- **Exercise aim**: Only the lines containing "true" should appear in the answer, copied from the listing below.

--- Data for processing Enclosed Below ---

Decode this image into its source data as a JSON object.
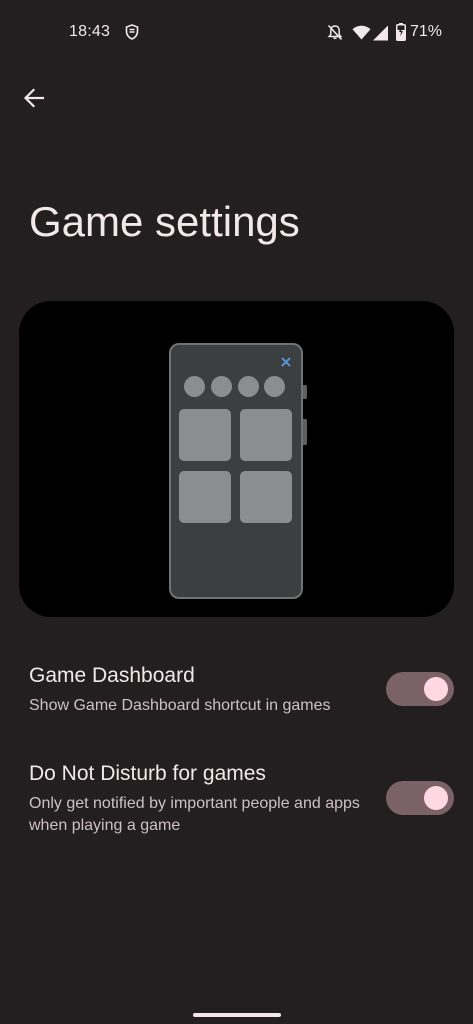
{
  "status_bar": {
    "time": "18:43",
    "battery": "71%",
    "icons": [
      "shield-icon",
      "dnd-muted-bell-icon",
      "wifi-icon",
      "cell-signal-icon",
      "battery-charging-icon"
    ]
  },
  "header": {
    "back_icon": "arrow-back-icon",
    "title": "Game settings"
  },
  "preview": {
    "close_icon": "close-icon",
    "accent_color": "#5b9be0"
  },
  "settings": [
    {
      "title": "Game Dashboard",
      "subtitle": "Show Game Dashboard shortcut in games",
      "enabled": true
    },
    {
      "title": "Do Not Disturb for games",
      "subtitle": "Only get notified by important people and apps when playing a game",
      "enabled": true
    }
  ],
  "colors": {
    "background": "#231e1f",
    "toggle_track_on": "#7b6268",
    "toggle_thumb_on": "#ffd8e3"
  }
}
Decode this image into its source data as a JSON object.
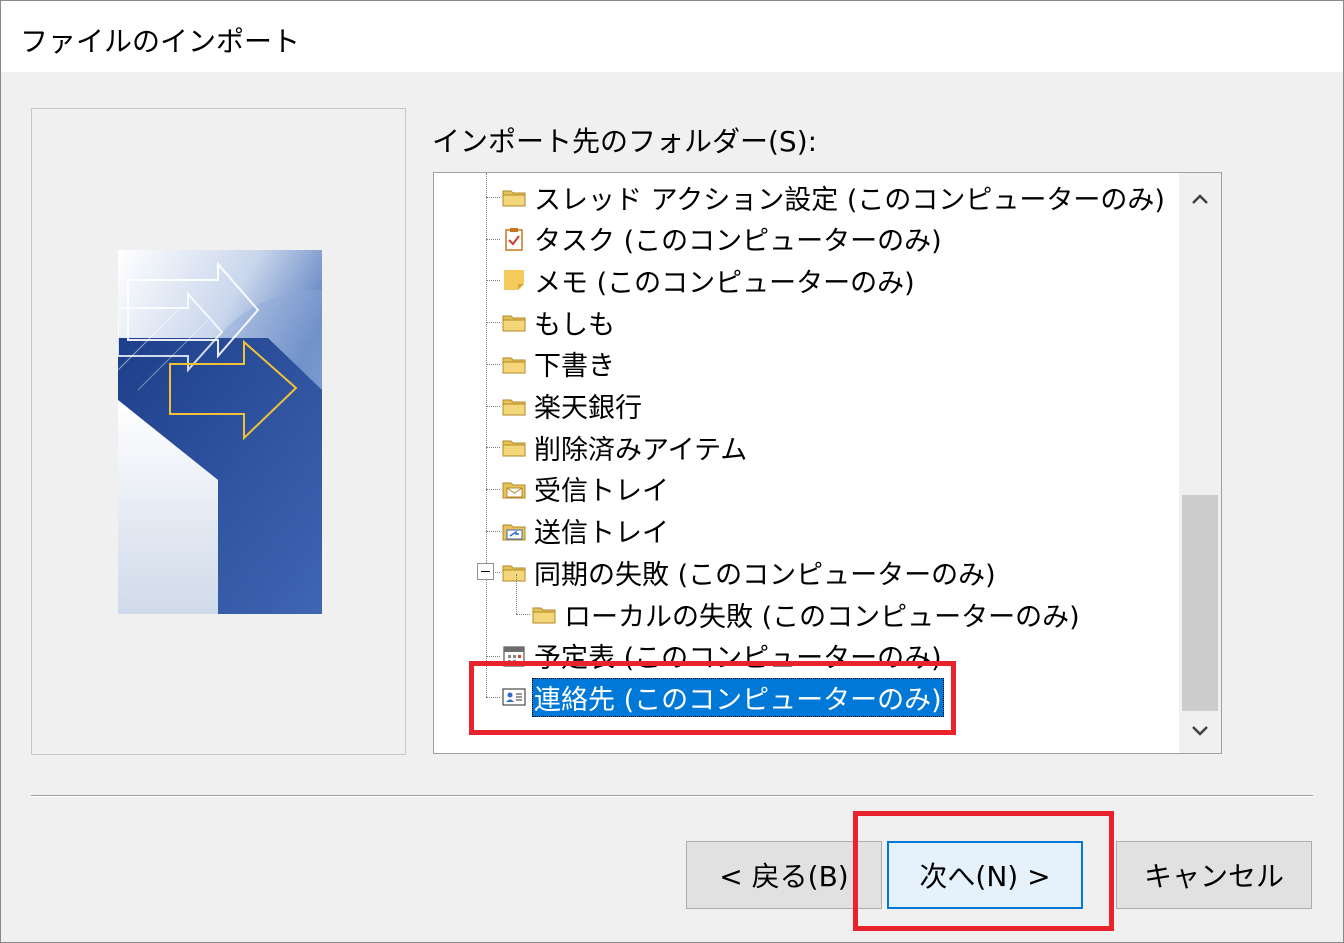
{
  "window": {
    "title": "ファイルのインポート"
  },
  "folder_label": "インポート先のフォルダー(S):",
  "tree": {
    "items": [
      {
        "label": "スレッド アクション設定 (このコンピューターのみ)",
        "icon": "folder-icon"
      },
      {
        "label": "タスク (このコンピューターのみ)",
        "icon": "task-icon"
      },
      {
        "label": "メモ (このコンピューターのみ)",
        "icon": "note-icon"
      },
      {
        "label": "もしも",
        "icon": "folder-icon"
      },
      {
        "label": "下書き",
        "icon": "folder-icon"
      },
      {
        "label": "楽天銀行",
        "icon": "folder-icon"
      },
      {
        "label": "削除済みアイテム",
        "icon": "folder-icon"
      },
      {
        "label": "受信トレイ",
        "icon": "inbox-folder-icon"
      },
      {
        "label": "送信トレイ",
        "icon": "outbox-folder-icon"
      },
      {
        "label": "同期の失敗 (このコンピューターのみ)",
        "icon": "folder-icon",
        "expanded": true
      },
      {
        "label": "ローカルの失敗 (このコンピューターのみ)",
        "icon": "folder-icon",
        "child": true
      },
      {
        "label": "予定表 (このコンピューターのみ)",
        "icon": "calendar-icon"
      },
      {
        "label": "連絡先 (このコンピューターのみ)",
        "icon": "contacts-icon",
        "selected": true
      }
    ]
  },
  "buttons": {
    "back": "< 戻る(B)",
    "next": "次へ(N) >",
    "cancel": "キャンセル"
  },
  "colors": {
    "selection": "#0078d7",
    "annotation_red": "#e8232b",
    "dialog_bg": "#f0f0f0"
  }
}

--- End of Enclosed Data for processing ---

- **Task result**:
      "enabled": true
      "enabled": true
        "expanded": true
        "child": true
        "selected": true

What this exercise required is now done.